Select a model that fits the business model, and test it frequently
First click, last-click, U-shaped, time decay, Markov model, etc. are all types of models ranging in complexity that are used to attribute marketing value. However, none of them paints the exact picture, and every model, no matter how advanced, has its flaws. It is far more important to select a model that fits with the company’s business model as opposed to one that is simply the most advanced. To determine this fit, the organization needs to consider the nature of the customer journey.
Next, the selected model needs to be tested regularly, given the nature of the consumer journey
inevitably varies with time. The perfect attribution scenario could no longer apply in a different season, where customers come through a seasonal campaign directly instead of multiple clicks through other digital channel.
Be dynamic with industry changes
There is nothing more detrimental to an organization’s marketing health than to rely on systems and models that are antiquated and require significant manual stitching. Legacy data systems need to be renovated to be able to connect with digital site data. Analytics should ideally be performed via data platforms instead of disjointedly across countless Excel documents.
Conversely, as new models are created, organizations need to evaluate their fit and adopt if they fit the business model more closely than existing models.
Maintain alignment between teams
Another non-negotiable for attribution success is that all parties need to agree on the goals of the attribution program, the key metrics involved, and the models being tested. The goal of attribution is to produce more revenue by spending more effectively, but without clear communication, some teams may fear that they’ll lose budget — and therefore status — and get territorial.
Attribution isn’t just a marketing issue. Installing more complex models will involve tech teams, and at the higher levels, the finance teams should be in on the goals of the program from the beginning. It’s generally acknowledged that over-crediting the bottom of the funnel (e.g., Google or Bing) means that funds will be unnecessarily tight for upstream channels. But if you can use attribution to show the value in those upstream channels, the finance folks might be persuaded to loosen the purse strings a little — but those folks need to be included in the attribution talks from the onset to understand the significance of the data.
Focus on LTV, not just conversion
Many companies simply track conversion and traffic as performance metrics. However, the fulcrum of an effective attribution program is the lifetime value, or LTV, of a customer.
Among the metrics your teams need to understand, the most important, a good attribution program, is the lifetime value (LTV) of a customer. Certain channels may not run a high conversion, but brings in high value customers such as the average LTV of a customer ends up higher than other channels. Furthermore, if you rely only on single-conversion events as the ultimate goal, upstream clicks get undervalued. The traffic coming in at the top of the funnel looks a whole lot more important if the end result is measured over time, not one single purchase.
Know when enough is enough

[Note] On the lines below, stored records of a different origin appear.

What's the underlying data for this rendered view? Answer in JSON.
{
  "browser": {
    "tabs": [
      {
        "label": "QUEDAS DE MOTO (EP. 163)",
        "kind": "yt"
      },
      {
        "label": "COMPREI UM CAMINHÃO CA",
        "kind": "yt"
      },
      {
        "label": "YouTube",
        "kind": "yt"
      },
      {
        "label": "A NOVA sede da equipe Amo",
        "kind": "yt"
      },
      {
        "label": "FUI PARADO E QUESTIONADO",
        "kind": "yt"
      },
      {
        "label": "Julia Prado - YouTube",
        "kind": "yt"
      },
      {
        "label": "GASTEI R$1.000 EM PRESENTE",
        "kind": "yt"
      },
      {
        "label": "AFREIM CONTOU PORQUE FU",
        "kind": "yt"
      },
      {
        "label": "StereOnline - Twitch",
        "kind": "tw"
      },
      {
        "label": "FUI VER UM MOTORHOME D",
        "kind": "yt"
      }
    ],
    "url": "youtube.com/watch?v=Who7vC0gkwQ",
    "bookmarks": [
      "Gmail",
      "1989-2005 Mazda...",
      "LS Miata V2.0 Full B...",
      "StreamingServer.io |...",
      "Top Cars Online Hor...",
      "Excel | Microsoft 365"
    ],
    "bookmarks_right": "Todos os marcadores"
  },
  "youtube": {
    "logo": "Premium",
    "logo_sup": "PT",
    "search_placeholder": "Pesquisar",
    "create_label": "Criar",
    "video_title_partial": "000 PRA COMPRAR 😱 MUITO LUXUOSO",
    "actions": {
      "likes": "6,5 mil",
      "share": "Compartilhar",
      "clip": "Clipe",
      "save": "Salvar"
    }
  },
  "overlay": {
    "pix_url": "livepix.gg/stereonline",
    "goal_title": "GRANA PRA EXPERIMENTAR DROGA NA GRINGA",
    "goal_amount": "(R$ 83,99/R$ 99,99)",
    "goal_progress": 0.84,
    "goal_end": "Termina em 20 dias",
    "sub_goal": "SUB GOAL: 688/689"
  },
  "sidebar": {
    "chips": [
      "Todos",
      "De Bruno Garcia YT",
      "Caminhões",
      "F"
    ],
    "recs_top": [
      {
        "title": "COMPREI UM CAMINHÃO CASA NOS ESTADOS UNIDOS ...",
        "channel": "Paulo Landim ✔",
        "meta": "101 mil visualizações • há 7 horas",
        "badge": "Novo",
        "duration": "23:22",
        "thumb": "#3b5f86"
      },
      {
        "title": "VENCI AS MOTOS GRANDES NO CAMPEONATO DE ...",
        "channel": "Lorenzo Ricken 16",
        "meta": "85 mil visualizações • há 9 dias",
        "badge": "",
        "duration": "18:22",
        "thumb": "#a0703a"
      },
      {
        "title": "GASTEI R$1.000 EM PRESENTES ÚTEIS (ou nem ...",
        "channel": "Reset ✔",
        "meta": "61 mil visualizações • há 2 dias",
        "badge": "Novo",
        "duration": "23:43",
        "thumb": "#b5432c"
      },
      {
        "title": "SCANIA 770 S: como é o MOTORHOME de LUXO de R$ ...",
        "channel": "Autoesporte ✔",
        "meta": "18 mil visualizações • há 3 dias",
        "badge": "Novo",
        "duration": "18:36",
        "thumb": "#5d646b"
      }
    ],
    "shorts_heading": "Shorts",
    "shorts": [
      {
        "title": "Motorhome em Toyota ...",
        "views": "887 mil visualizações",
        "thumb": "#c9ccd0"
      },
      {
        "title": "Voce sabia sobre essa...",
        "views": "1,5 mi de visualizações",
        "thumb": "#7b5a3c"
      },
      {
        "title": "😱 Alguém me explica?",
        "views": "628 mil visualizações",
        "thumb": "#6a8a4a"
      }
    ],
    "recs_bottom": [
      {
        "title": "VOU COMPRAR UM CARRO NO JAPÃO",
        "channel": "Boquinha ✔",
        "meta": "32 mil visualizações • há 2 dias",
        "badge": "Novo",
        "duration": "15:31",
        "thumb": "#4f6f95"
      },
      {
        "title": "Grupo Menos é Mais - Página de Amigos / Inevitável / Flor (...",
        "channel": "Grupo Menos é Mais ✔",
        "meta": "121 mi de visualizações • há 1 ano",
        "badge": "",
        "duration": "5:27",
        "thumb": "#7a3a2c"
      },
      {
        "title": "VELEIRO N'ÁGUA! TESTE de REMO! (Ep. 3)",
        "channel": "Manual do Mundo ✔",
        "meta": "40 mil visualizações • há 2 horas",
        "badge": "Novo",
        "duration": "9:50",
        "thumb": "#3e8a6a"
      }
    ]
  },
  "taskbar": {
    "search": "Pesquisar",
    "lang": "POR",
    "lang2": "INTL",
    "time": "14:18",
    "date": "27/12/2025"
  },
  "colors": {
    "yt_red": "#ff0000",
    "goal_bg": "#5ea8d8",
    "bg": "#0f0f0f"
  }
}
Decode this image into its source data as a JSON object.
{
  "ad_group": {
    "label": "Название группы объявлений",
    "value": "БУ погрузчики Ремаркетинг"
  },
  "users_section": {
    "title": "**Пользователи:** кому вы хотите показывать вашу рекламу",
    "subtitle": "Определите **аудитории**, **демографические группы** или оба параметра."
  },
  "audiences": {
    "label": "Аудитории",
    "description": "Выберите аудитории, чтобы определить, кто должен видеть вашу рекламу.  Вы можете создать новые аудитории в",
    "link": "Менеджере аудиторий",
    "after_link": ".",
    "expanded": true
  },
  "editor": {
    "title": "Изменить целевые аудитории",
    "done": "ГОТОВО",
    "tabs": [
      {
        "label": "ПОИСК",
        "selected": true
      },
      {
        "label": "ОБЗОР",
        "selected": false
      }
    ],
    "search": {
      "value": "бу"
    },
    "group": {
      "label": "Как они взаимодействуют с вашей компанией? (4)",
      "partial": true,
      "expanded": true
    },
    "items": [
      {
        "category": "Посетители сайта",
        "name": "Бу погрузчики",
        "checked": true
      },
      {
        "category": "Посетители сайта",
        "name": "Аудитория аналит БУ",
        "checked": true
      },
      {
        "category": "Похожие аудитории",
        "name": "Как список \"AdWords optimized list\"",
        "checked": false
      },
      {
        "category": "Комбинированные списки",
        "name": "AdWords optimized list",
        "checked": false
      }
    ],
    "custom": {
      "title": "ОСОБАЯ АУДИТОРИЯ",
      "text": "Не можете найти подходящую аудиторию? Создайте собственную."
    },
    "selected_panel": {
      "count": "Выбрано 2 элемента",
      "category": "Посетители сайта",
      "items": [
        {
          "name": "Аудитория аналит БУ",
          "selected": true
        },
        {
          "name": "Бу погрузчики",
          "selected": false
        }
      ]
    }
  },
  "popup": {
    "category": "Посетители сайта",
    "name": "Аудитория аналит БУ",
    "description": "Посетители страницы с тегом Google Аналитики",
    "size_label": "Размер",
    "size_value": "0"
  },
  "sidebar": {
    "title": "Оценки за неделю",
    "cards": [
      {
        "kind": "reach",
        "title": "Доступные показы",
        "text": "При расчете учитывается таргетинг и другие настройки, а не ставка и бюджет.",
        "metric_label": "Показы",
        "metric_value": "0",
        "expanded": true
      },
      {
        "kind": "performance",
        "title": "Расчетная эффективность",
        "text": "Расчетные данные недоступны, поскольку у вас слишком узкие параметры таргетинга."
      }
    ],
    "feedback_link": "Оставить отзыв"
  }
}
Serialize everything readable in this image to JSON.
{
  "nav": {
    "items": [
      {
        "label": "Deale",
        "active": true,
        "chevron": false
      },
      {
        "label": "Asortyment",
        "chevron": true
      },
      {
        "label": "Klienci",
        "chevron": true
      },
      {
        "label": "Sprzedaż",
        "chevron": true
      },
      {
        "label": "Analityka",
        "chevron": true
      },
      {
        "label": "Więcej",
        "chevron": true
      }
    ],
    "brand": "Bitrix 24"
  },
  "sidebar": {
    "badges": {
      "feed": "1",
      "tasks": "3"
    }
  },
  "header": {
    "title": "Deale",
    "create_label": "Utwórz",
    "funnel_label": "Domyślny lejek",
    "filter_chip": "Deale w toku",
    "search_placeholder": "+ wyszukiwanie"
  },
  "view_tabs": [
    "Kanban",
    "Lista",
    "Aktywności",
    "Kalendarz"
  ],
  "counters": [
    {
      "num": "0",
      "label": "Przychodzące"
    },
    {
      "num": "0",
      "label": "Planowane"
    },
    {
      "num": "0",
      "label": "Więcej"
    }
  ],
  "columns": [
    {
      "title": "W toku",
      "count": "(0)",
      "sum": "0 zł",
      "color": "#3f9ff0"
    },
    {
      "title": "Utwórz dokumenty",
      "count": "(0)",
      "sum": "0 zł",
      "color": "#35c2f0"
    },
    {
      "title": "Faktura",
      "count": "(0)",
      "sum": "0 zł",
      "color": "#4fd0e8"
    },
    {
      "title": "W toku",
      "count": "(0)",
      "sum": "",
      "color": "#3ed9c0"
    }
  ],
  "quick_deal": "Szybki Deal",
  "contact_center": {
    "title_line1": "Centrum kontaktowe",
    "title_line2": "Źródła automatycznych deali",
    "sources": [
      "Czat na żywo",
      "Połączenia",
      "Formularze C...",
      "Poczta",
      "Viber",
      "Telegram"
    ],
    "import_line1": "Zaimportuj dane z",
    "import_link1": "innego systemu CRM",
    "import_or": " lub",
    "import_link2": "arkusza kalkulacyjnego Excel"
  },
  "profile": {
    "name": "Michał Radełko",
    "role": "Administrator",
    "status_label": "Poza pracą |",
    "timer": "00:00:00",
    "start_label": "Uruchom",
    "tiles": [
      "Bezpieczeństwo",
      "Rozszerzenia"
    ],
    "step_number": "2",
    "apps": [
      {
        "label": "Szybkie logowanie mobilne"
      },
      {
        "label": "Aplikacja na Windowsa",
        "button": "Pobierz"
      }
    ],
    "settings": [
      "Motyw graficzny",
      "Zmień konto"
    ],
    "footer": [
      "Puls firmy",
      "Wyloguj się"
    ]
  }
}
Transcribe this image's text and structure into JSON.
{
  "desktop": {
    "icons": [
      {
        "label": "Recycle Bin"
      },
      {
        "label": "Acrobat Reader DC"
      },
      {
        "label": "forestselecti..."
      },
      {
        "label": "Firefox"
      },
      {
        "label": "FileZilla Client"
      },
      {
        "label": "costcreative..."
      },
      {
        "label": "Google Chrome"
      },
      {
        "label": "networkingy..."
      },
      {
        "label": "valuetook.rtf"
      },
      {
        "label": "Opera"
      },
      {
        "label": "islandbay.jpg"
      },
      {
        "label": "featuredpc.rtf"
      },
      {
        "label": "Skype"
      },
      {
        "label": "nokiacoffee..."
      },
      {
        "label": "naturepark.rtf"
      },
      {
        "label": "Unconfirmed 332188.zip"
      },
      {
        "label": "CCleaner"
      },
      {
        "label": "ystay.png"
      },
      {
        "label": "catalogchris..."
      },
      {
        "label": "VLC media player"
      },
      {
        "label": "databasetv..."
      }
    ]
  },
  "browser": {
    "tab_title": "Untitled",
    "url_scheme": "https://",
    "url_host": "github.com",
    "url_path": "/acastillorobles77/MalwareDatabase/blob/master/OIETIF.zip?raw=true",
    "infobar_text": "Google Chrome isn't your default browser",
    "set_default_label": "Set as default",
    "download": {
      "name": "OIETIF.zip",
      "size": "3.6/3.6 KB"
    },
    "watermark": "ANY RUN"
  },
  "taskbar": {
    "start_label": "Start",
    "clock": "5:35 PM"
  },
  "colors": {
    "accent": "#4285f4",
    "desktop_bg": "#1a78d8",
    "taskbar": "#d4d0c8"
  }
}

That perfect attribution scenario mentioned above? You might as well accept the fact that you’re never going to get there — or, at least, not for the foreseeable future (and beware the tech provider that says otherwise). Every model, no matter how advanced, has its flaws. U-shaped, Game Theory, econometric, Time Decay, etc., are all nuanced and complex, and they give you more insights than simple last-click. But none of them paints an exact picture, so part of the secret of “mastering” attribution is knowing when good is good enough and when the pursuit of the ideal is just a dangerous rabbit hole.
Windsor.ai automates your data pipelines, integrates and brings all your data to life with advanced AI. We rely on a customized approach that adapts to the nature of your business and consumer journey. Don’t hesitate to request a free demo.